**Task item**
Every record below must be copied exactly, with images dropped.

Records drawn from a dataset
- - - - - - -

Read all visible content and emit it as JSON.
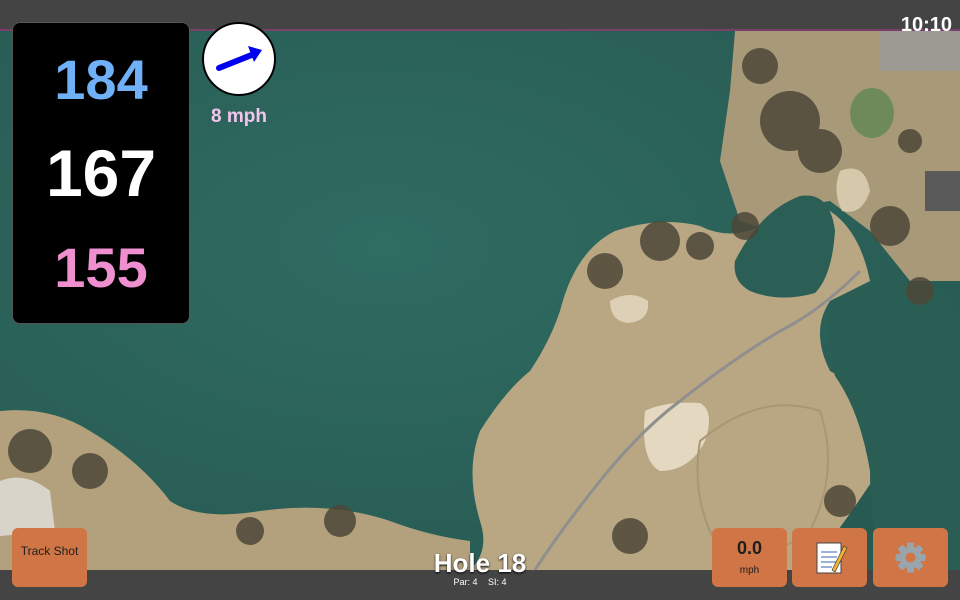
{
  "status_bar": {
    "clock": "10:10"
  },
  "yardages": {
    "back": "184",
    "middle": "167",
    "front": "155"
  },
  "wind": {
    "speed_label": "8 mph",
    "icon": "wind-direction-arrow-icon",
    "arrow_color": "#0000ee"
  },
  "hole": {
    "title": "Hole 18",
    "par": "Par: 4",
    "stroke_index": "SI: 4"
  },
  "buttons": {
    "track_shot": "Track Shot",
    "speed_value": "0.0",
    "speed_unit": "mph",
    "notes_icon": "notepad-icon",
    "settings_icon": "gear-icon"
  },
  "colors": {
    "back_yardage": "#6fb0f6",
    "middle_yardage": "#ffffff",
    "front_yardage": "#f08fd0",
    "button_bg": "#d07545",
    "water": "#2f6a60",
    "fairway": "#b9a683"
  }
}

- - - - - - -

**Answer to this problem**
Read all visible content and emit it as JSON.
{
  "status_bar": {
    "clock": "10:10"
  },
  "yardages": {
    "back": "184",
    "middle": "167",
    "front": "155"
  },
  "wind": {
    "speed_label": "8 mph",
    "icon": "wind-direction-arrow-icon",
    "arrow_color": "#0000ee"
  },
  "hole": {
    "title": "Hole 18",
    "par": "Par: 4",
    "stroke_index": "SI: 4"
  },
  "buttons": {
    "track_shot": "Track Shot",
    "speed_value": "0.0",
    "speed_unit": "mph",
    "notes_icon": "notepad-icon",
    "settings_icon": "gear-icon"
  },
  "colors": {
    "back_yardage": "#6fb0f6",
    "middle_yardage": "#ffffff",
    "front_yardage": "#f08fd0",
    "button_bg": "#d07545",
    "water": "#2f6a60",
    "fairway": "#b9a683"
  }
}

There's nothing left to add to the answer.